New measures announced for Australians returning from Bali to prevent $80 billion disaster

The federal government has outlined a multi-million dollar package to help prevent foot and mouth disease from arriving in Australia, amid concerns an outbreak could wipe out parts of the country’s agriculture sector.

Agriculture Minister Murray Watt said $14 million will be spent on combating the spread of the disease in Australia and overseas.

Of that, $5 million will go towards on-the-ground measures in Indonesia, Timor-Leste and Papua New Guinea, including technical assistance and epidemiological support.

A further $9 million will be spent on 18 new biosecurity officers to be stationed at Australian airports and mail centres, as well as detector dogs in Cairns and Darwin.

Funding will also go to a new northern Australia coordinator to manage surveillance and preparedness strategies across the region.

Watt warned the disease could cause an $80 billion hit to the economy if it was allowed to spread in Australia.

“We need the travelling public to take this seriously,” he said.

“If foot and mouth disease gets into our country it will be a devastating blow for our agricultural industry, particularly our livestock industry.

“While there is a lot of attention on the travelling public coming back from Indonesia … the highest-risk way of foot and mouth disease coming back into our country is through animal products, meat products and dairy products.”

NSW Premier Dominic Perrottet said a balance needed to be struck between relaxed travel restrictions and protecting the farming industry.

“We need to make sure we act quickly and err on the side of caution because the devastating impact that can have, particularly on our agricultural providers in rural and regional NSW, is significant,” he said on Friday.
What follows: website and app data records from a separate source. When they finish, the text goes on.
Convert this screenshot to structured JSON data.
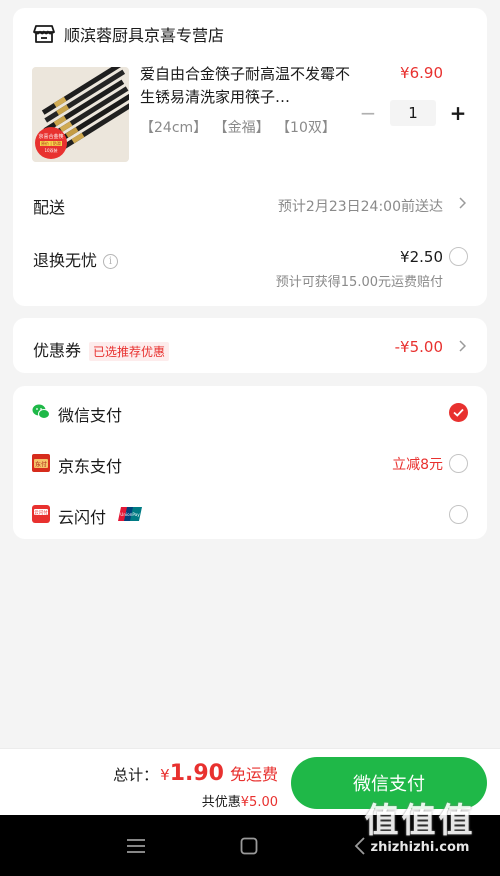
{
  "store": {
    "name": "顺滨蓉厨具京喜专营店",
    "icon": "store-icon"
  },
  "product": {
    "title": "爱自由合金筷子耐高温不发霉不生锈易清洗家用筷子…",
    "specs": [
      "【24cm】",
      "【金福】",
      "【10双】"
    ],
    "price": "¥6.90",
    "quantity": "1",
    "minus": "−",
    "plus": "+",
    "image_badge_lines": [
      "京喜合金筷",
      "原价 | 防滑",
      "10双装"
    ]
  },
  "delivery": {
    "label": "配送",
    "value": "预计2月23日24:00前送达"
  },
  "return_service": {
    "label": "退换无忧",
    "info": "i",
    "price": "¥2.50",
    "note": "预计可获得15.00元运费赔付"
  },
  "coupon": {
    "label": "优惠券",
    "tag": "已选推荐优惠",
    "value": "-¥5.00"
  },
  "payment": {
    "options": [
      {
        "label": "微信支付",
        "icon": "wechat-pay-icon",
        "promo": "",
        "selected": true
      },
      {
        "label": "京东支付",
        "icon": "jd-pay-icon",
        "promo": "立减8元",
        "selected": false
      },
      {
        "label": "云闪付",
        "icon": "unionpay-quickpass-icon",
        "promo": "",
        "selected": false
      }
    ],
    "jd_icon_text": "东付",
    "ysf_icon_text": "云闪付",
    "unionpay_badge_text": "UnionPay"
  },
  "footer": {
    "total_label": "总计：",
    "currency": "¥",
    "total_value": "1.90",
    "free_shipping": "免运费",
    "saved_prefix": "共优惠",
    "saved_value": "¥5.00",
    "pay_button": "微信支付"
  },
  "watermark": {
    "big": "值值值",
    "small": "zhizhizhi.com"
  },
  "colors": {
    "accent_red": "#e8312f",
    "wechat_green": "#1fb848",
    "jd_red": "#d62c1c"
  }
}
“I know that state ministers are working very closely with the Commonwealth government to achieve an outcome that protects our farmers and at the same time balances the opportunity of open borders.”

The federal government had previously provided $1.5 million for at least a million doses for Indonesia’s foot-and-mouth vaccine program, following a formal request for assistance after the disease spread to Bali.

Watt said as a result of that spread the government was now risk-profiling passengers returning from Indonesia.

“If any of those passengers match the risk profile … then those passengers are screened and go through … being questioned, having shoes cleaned, having luggage examined, having detector dogs,” he said.

“If anyone does come back in the country and declare that they have had contact with a dam or livestock, or have got grains or meat products or any of the usual things that you have to declare, then those passengers are screened as well.”

Watt has returned from Jakarta where he discussed the disease outbreak with his Indonesian counterpart.

Cases of foot and mouth disease were detected in the country in May and later surfaced in Bali, which welcomes more than 100 flights from Australia every week.

Travellers entering Australia have been advised to ensure their clothes and shoes are free of soil or manure.

The agriculture minister said keeping the disease out of the country was a joint responsibility.

“We need the state governments and territory governments to play their role in making sure that they’re prepared if we do see an outbreak come to Australia,” he said.

“We owe it to ourselves, we owe it to our farmers and we owe it to all Australians to take this disease seriously.”

The Nationals have called for the government to introduce compulsory shoe decontamination and a two-day ban from returning to regional Australia, in the wake of the outbreak.